_Prompt:_ Word for word, return every record that follows.

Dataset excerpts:
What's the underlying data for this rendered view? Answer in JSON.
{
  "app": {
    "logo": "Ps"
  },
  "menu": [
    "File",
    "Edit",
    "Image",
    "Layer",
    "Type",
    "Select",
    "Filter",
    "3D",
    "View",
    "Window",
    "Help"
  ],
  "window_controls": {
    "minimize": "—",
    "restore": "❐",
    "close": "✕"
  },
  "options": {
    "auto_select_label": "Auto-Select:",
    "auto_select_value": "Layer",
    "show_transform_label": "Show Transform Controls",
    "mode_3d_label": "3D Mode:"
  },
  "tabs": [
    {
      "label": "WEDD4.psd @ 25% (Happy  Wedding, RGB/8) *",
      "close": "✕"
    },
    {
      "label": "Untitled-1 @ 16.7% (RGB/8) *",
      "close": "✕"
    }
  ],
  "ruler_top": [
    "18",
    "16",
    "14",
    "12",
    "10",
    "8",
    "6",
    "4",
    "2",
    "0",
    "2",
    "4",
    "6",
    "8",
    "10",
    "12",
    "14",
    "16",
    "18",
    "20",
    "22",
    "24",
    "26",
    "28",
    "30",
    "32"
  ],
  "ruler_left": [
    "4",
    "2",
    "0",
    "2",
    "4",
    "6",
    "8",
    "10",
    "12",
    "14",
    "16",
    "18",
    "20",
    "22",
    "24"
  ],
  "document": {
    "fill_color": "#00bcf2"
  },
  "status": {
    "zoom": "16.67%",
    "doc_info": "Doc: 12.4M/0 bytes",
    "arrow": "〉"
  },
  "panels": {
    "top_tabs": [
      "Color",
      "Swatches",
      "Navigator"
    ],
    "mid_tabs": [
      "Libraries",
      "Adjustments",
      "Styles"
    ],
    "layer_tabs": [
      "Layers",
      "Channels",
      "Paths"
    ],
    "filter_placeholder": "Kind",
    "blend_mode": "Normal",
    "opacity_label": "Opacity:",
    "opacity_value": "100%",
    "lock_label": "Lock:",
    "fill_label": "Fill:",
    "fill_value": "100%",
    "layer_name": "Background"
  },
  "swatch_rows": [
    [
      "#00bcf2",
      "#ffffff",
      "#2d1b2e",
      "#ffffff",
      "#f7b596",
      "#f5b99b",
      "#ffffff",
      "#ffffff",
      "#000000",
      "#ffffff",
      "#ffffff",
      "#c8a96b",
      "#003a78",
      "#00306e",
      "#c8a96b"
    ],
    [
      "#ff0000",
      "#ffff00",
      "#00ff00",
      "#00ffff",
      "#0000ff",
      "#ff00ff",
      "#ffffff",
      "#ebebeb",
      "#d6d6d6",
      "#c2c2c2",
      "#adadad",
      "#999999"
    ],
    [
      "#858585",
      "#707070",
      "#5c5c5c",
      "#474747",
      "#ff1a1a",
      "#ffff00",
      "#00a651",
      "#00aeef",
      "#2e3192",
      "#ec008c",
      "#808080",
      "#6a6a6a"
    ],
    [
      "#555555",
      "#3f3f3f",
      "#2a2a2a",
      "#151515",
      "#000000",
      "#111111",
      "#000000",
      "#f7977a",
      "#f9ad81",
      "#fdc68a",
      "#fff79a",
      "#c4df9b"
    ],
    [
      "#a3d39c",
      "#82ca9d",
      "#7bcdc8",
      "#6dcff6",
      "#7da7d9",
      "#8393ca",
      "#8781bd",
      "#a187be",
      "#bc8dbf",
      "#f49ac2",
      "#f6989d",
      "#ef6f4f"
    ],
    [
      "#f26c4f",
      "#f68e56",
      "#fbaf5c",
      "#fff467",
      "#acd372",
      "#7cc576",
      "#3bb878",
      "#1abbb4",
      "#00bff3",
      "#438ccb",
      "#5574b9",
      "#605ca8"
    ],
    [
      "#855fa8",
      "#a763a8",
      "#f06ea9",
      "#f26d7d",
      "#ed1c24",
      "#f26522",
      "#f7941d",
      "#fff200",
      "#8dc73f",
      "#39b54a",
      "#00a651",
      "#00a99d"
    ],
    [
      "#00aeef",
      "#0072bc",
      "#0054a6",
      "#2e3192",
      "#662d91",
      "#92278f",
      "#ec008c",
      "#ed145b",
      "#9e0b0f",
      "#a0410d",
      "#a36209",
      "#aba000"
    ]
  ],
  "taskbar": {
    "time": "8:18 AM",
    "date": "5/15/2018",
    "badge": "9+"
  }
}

_Answer space:_
What's the underlying data for this rendered view? Answer in JSON.
{
  "app": {
    "logo": "Ps"
  },
  "menu": [
    "File",
    "Edit",
    "Image",
    "Layer",
    "Type",
    "Select",
    "Filter",
    "3D",
    "View",
    "Window",
    "Help"
  ],
  "window_controls": {
    "minimize": "—",
    "restore": "❐",
    "close": "✕"
  },
  "options": {
    "auto_select_label": "Auto-Select:",
    "auto_select_value": "Layer",
    "show_transform_label": "Show Transform Controls",
    "mode_3d_label": "3D Mode:"
  },
  "tabs": [
    {
      "label": "WEDD4.psd @ 25% (Happy  Wedding, RGB/8) *",
      "close": "✕"
    },
    {
      "label": "Untitled-1 @ 16.7% (RGB/8) *",
      "close": "✕"
    }
  ],
  "ruler_top": [
    "18",
    "16",
    "14",
    "12",
    "10",
    "8",
    "6",
    "4",
    "2",
    "0",
    "2",
    "4",
    "6",
    "8",
    "10",
    "12",
    "14",
    "16",
    "18",
    "20",
    "22",
    "24",
    "26",
    "28",
    "30",
    "32"
  ],
  "ruler_left": [
    "4",
    "2",
    "0",
    "2",
    "4",
    "6",
    "8",
    "10",
    "12",
    "14",
    "16",
    "18",
    "20",
    "22",
    "24"
  ],
  "document": {
    "fill_color": "#00bcf2"
  },
  "status": {
    "zoom": "16.67%",
    "doc_info": "Doc: 12.4M/0 bytes",
    "arrow": "〉"
  },
  "panels": {
    "top_tabs": [
      "Color",
      "Swatches",
      "Navigator"
    ],
    "mid_tabs": [
      "Libraries",
      "Adjustments",
      "Styles"
    ],
    "layer_tabs": [
      "Layers",
      "Channels",
      "Paths"
    ],
    "filter_placeholder": "Kind",
    "blend_mode": "Normal",
    "opacity_label": "Opacity:",
    "opacity_value": "100%",
    "lock_label": "Lock:",
    "fill_label": "Fill:",
    "fill_value": "100%",
    "layer_name": "Background"
  },
  "swatch_rows": [
    [
      "#00bcf2",
      "#ffffff",
      "#2d1b2e",
      "#ffffff",
      "#f7b596",
      "#f5b99b",
      "#ffffff",
      "#ffffff",
      "#000000",
      "#ffffff",
      "#ffffff",
      "#c8a96b",
      "#003a78",
      "#00306e",
      "#c8a96b"
    ],
    [
      "#ff0000",
      "#ffff00",
      "#00ff00",
      "#00ffff",
      "#0000ff",
      "#ff00ff",
      "#ffffff",
      "#ebebeb",
      "#d6d6d6",
      "#c2c2c2",
      "#adadad",
      "#999999"
    ],
    [
      "#858585",
      "#707070",
      "#5c5c5c",
      "#474747",
      "#ff1a1a",
      "#ffff00",
      "#00a651",
      "#00aeef",
      "#2e3192",
      "#ec008c",
      "#808080",
      "#6a6a6a"
    ],
    [
      "#555555",
      "#3f3f3f",
      "#2a2a2a",
      "#151515",
      "#000000",
      "#111111",
      "#000000",
      "#f7977a",
      "#f9ad81",
      "#fdc68a",
      "#fff79a",
      "#c4df9b"
    ],
    [
      "#a3d39c",
      "#82ca9d",
      "#7bcdc8",
      "#6dcff6",
      "#7da7d9",
      "#8393ca",
      "#8781bd",
      "#a187be",
      "#bc8dbf",
      "#f49ac2",
      "#f6989d",
      "#ef6f4f"
    ],
    [
      "#f26c4f",
      "#f68e56",
      "#fbaf5c",
      "#fff467",
      "#acd372",
      "#7cc576",
      "#3bb878",
      "#1abbb4",
      "#00bff3",
      "#438ccb",
      "#5574b9",
      "#605ca8"
    ],
    [
      "#855fa8",
      "#a763a8",
      "#f06ea9",
      "#f26d7d",
      "#ed1c24",
      "#f26522",
      "#f7941d",
      "#fff200",
      "#8dc73f",
      "#39b54a",
      "#00a651",
      "#00a99d"
    ],
    [
      "#00aeef",
      "#0072bc",
      "#0054a6",
      "#2e3192",
      "#662d91",
      "#92278f",
      "#ec008c",
      "#ed145b",
      "#9e0b0f",
      "#a0410d",
      "#a36209",
      "#aba000"
    ]
  ],
  "taskbar": {
    "time": "8:18 AM",
    "date": "5/15/2018",
    "badge": "9+"
  }
}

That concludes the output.